Tag Archives: Teaching English Abroad

Teach English Abroad: A Step by Step Guide by Jeremy Roberts

Summary: A step by step guide on all the things you must complete and things to consider when moving abroad to teach English.

My review: I am reading so much about teaching abroad because I am planning on getting my TEFL certification and I feel like there much information I need to learn prior to making a decision.

This book was more of a step by step guide on what to do once you have your contract and you at are in the country. It is a great guide for once you have your TEFL and you are starting to interview and have made a decision on your school.

When you start reading a lot of these books they do tend to have a lot of the same information but each one gives an insight that is valuable to help you make a great choice. This author stressed the importance of reading your contract. A great guide for after getting your TEFL.

This book also offers a lot of considerations you should take when planning to teach abroad.  I also like that the author was 38 when they left, I will likely be 37 so it was very valuable insight for my age bracket.

Teach English Abroad: Change Your Life, Make Friends, and Travel the World by Gregory Forster

Summary: Have you ever thought about teaching English abroad?

If you choose to do so you can change your life, meeting amazing people you never knew existed and travel around the world. All while earning enough money to make a pretty good living. This book focuses on the process of teaching English abroad from the time you make the decision to do so until the time you actually leave your home country and go teach. This period of the process is by far the hardest and the easiest period to talk yourself out of doing it all together. I aim to help you through that process and make sure that you go through with it.

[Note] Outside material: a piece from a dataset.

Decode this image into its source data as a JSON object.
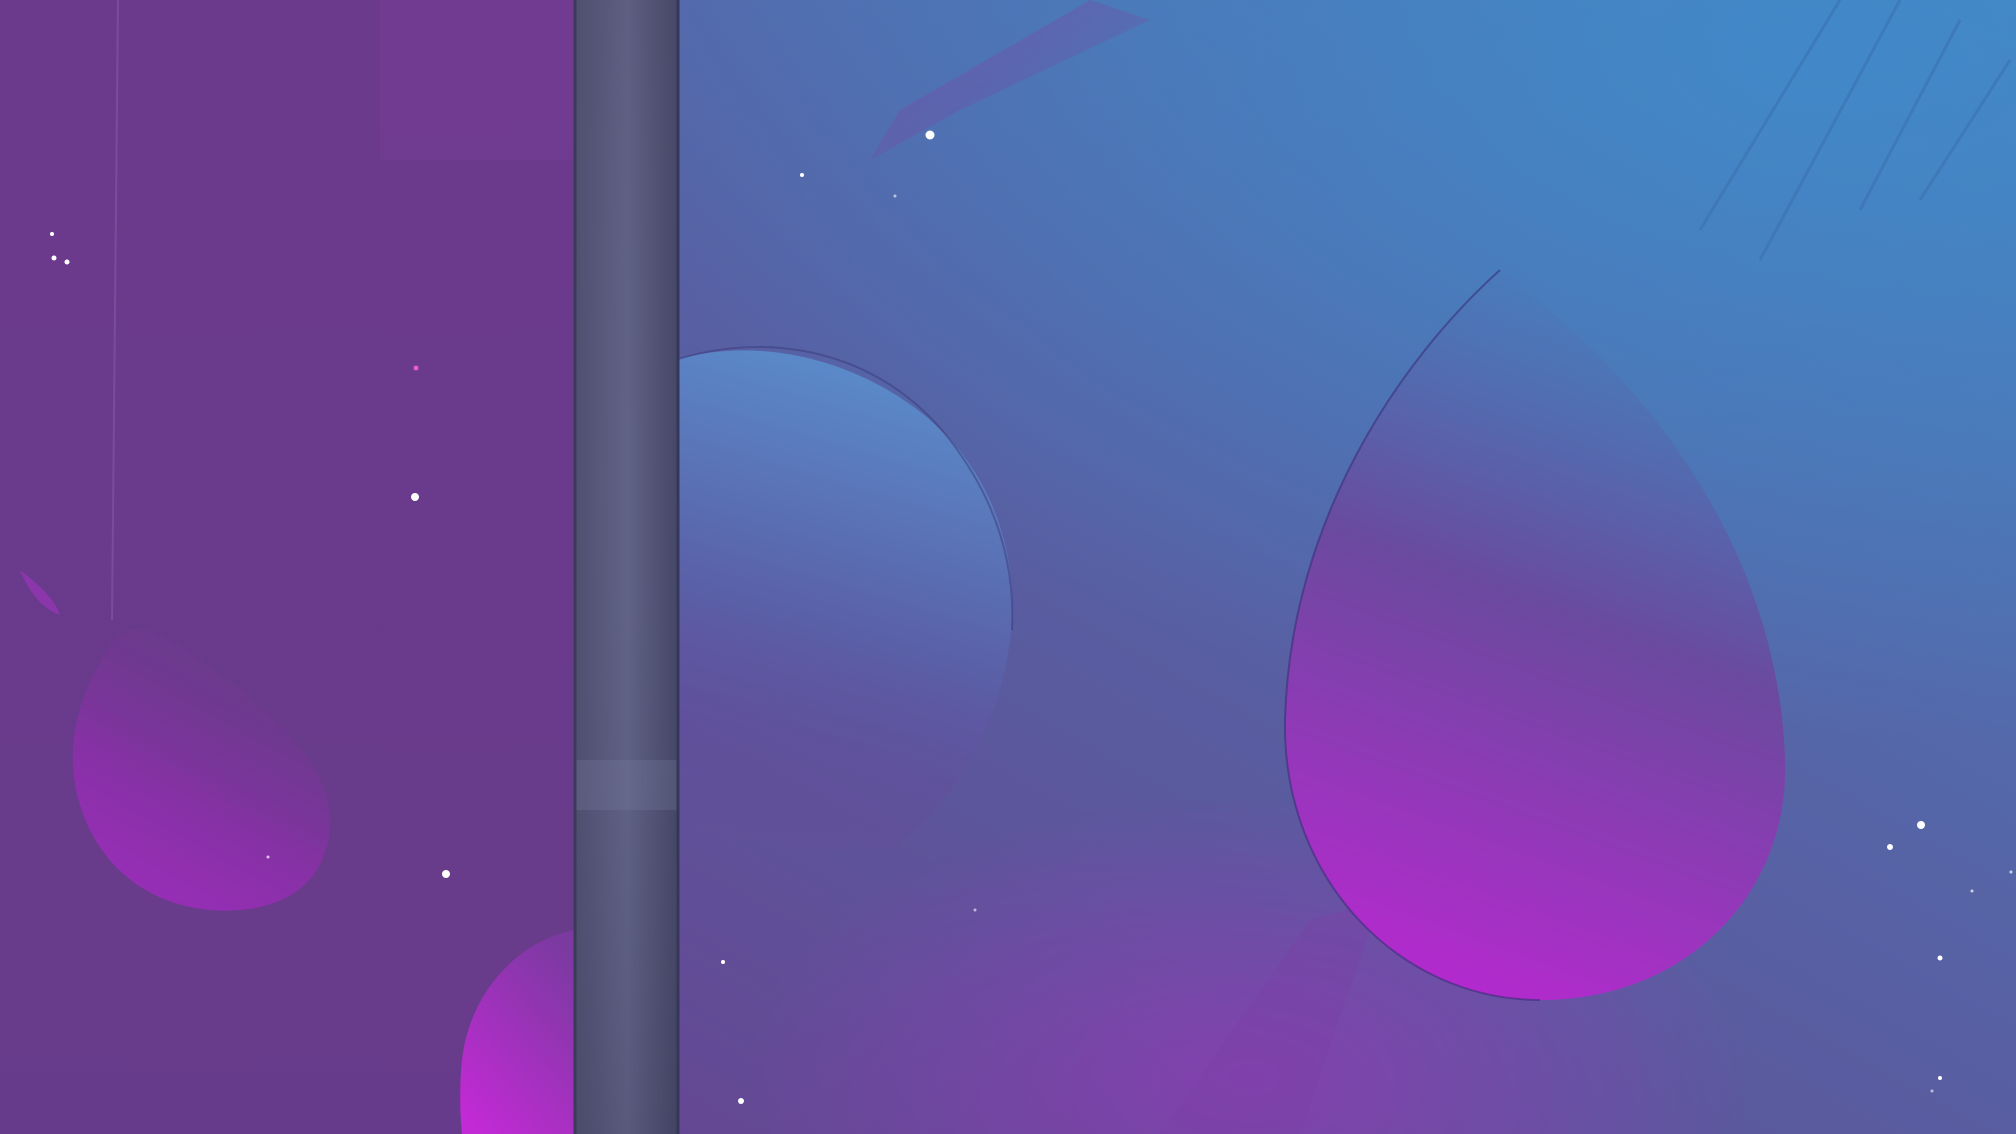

I have been teaching English in South East Asia for the past few years and I love it. This book is about teaching anywhere in the world but the majority of the information is about SE Asia.

If you have always wanted to but never seriously considered teaching abroad I hope you read this book and decide to actually do it.

 

My Review:  “The hardest part about the process of teaching English abroad is the initial decision to o through with it”

The moment I read this line I knew this book was going to be very honest, short, sweet and to the point.  That is the hardest part about making a decision like this except the boredom from saving money so you can actually leave.

The author is very clear that it is not a book about how to teach English, but to help you make a decision to go through with the decision.

Each chapter is broken into questions which  loved simply because they are questions I have asked myself since making this decision or toying with this decision.

I like the author broke down sections of the world and gave you an idea of what your expectations should be.   The author also broke down the different types of jobs you can find while abroad.

This was a very short informative book that should be on your must read list if you are wanting or even contemplating teaching abroad.

“How do you teach if you don’t speak the local language”

Since I announced this is the number one question I have been asked.  I have been asked “Do you even speak Chinese”  and “How are they going to understand you if you don’t speak Chinese”   It hasn’t been hateful I think my dad was pretty curious and I think my friend really wanted to know.   The response in this chapter is perfect and exactly how I will handle it from now on.

Such a great short book that I highly recommend reading.

Misspelled Paradise: A Year in a Reinvented Colombia by Bryanna Plog

Summary: If you’re looking for a book about Colombia that involves harrowing escapes from FARC guerrillas or tales of drug smuggling… this is not it. In­stead, MISSPELLED PARADISE gives an honest and light­hearted look at the history, culture, and diversity of a country that may be struggling with poverty and a civil conflict, but celebrates its joy with blasting street parties named after the stacks of amplifiers, tiny watery beers, and a never-ending parade of beauty contestants.

As a volunteer middle school English teacher in an impoverished Colombian Caribbean community, Bryanna Plog recounts with dry humor her year traveling Colombia’s cities, deserts, and rainforests (fairly successful ventures), her attempts to hold class on a regular schedule (less successful), and her quest to eat meals that didn’t include rice (a complete and utter failure).

From the high rises of Bogotá, to the small island town of Santa Ana, from the deserts of the Guajira peninsula and the northern-most part of South America to the jungles of the Amazon rainforest far south, learn, be surprised, and laugh out loud as you journey through a reinvented Colombia.

 

I have wanted to go to Colombia since I was 23 and worked with this ridiculously cool kid named Andres.  Andres was from Bogota and he used to tell me how things were different and someday the world would see that.  Andres went off to Purdue and I have not seen in him in over a decade… but his passion for his home has always stuck with me.

Here is the funny thing though, up until about two years ago… I always spelled Colombia… Columbia.  So when I saw this book I laughed the moment I read the title and knew I needed to read it.

This book has be me laughing at 3 am and I could not put it down.   The book touched on some serious subjects like poverty, lack of education and drugs but she did it in such a refreshing way that I felt like I was sitting in front of her having a conversation about her time in Colombia.

The author is a fantastic story teller and I bet after you read this novel you will want to go to Colombia too, or at least be way more curious about this country that you were before you read it.

Such a fantastic read I highly advise you read this one…. asap.